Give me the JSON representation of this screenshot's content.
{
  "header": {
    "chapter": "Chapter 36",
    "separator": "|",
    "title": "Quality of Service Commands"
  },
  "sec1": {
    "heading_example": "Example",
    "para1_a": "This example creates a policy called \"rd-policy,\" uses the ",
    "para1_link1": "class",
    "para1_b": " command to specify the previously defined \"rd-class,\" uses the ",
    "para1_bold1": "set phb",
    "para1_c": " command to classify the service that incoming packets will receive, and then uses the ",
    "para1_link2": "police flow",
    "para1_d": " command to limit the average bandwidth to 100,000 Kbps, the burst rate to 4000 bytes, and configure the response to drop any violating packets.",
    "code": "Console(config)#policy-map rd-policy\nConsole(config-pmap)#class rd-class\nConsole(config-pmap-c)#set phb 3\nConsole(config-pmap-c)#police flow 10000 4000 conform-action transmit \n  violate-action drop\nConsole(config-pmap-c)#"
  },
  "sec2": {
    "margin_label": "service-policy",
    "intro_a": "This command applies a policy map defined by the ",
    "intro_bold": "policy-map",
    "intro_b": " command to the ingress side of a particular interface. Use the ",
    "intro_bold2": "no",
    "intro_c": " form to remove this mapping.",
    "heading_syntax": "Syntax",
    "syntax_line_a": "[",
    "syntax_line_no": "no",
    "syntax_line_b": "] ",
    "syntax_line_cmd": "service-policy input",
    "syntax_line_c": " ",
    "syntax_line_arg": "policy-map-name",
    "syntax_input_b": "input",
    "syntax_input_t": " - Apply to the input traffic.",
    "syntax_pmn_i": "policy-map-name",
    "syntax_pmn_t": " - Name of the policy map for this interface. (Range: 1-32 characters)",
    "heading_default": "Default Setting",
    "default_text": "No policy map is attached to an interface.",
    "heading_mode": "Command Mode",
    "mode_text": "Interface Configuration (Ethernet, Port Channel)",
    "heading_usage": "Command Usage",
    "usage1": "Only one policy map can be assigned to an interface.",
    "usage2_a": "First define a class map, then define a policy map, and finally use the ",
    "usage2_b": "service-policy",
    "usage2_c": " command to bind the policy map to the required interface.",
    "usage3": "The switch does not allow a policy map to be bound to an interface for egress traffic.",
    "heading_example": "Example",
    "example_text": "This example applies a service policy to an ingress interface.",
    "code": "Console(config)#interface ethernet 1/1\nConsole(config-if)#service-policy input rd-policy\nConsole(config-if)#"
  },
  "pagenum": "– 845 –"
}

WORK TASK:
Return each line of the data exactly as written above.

RESULT FOR THIS TASK:
Give me the JSON representation of this screenshot's content.
{
  "header": {
    "chapter": "Chapter 36",
    "separator": "|",
    "title": "Quality of Service Commands"
  },
  "sec1": {
    "heading_example": "Example",
    "para1_a": "This example creates a policy called \"rd-policy,\" uses the ",
    "para1_link1": "class",
    "para1_b": " command to specify the previously defined \"rd-class,\" uses the ",
    "para1_bold1": "set phb",
    "para1_c": " command to classify the service that incoming packets will receive, and then uses the ",
    "para1_link2": "police flow",
    "para1_d": " command to limit the average bandwidth to 100,000 Kbps, the burst rate to 4000 bytes, and configure the response to drop any violating packets.",
    "code": "Console(config)#policy-map rd-policy\nConsole(config-pmap)#class rd-class\nConsole(config-pmap-c)#set phb 3\nConsole(config-pmap-c)#police flow 10000 4000 conform-action transmit \n  violate-action drop\nConsole(config-pmap-c)#"
  },
  "sec2": {
    "margin_label": "service-policy",
    "intro_a": "This command applies a policy map defined by the ",
    "intro_bold": "policy-map",
    "intro_b": " command to the ingress side of a particular interface. Use the ",
    "intro_bold2": "no",
    "intro_c": " form to remove this mapping.",
    "heading_syntax": "Syntax",
    "syntax_line_a": "[",
    "syntax_line_no": "no",
    "syntax_line_b": "] ",
    "syntax_line_cmd": "service-policy input",
    "syntax_line_c": " ",
    "syntax_line_arg": "policy-map-name",
    "syntax_input_b": "input",
    "syntax_input_t": " - Apply to the input traffic.",
    "syntax_pmn_i": "policy-map-name",
    "syntax_pmn_t": " - Name of the policy map for this interface. (Range: 1-32 characters)",
    "heading_default": "Default Setting",
    "default_text": "No policy map is attached to an interface.",
    "heading_mode": "Command Mode",
    "mode_text": "Interface Configuration (Ethernet, Port Channel)",
    "heading_usage": "Command Usage",
    "usage1": "Only one policy map can be assigned to an interface.",
    "usage2_a": "First define a class map, then define a policy map, and finally use the ",
    "usage2_b": "service-policy",
    "usage2_c": " command to bind the policy map to the required interface.",
    "usage3": "The switch does not allow a policy map to be bound to an interface for egress traffic.",
    "heading_example": "Example",
    "example_text": "This example applies a service policy to an ingress interface.",
    "code": "Console(config)#interface ethernet 1/1\nConsole(config-if)#service-policy input rd-policy\nConsole(config-if)#"
  },
  "pagenum": "– 845 –"
}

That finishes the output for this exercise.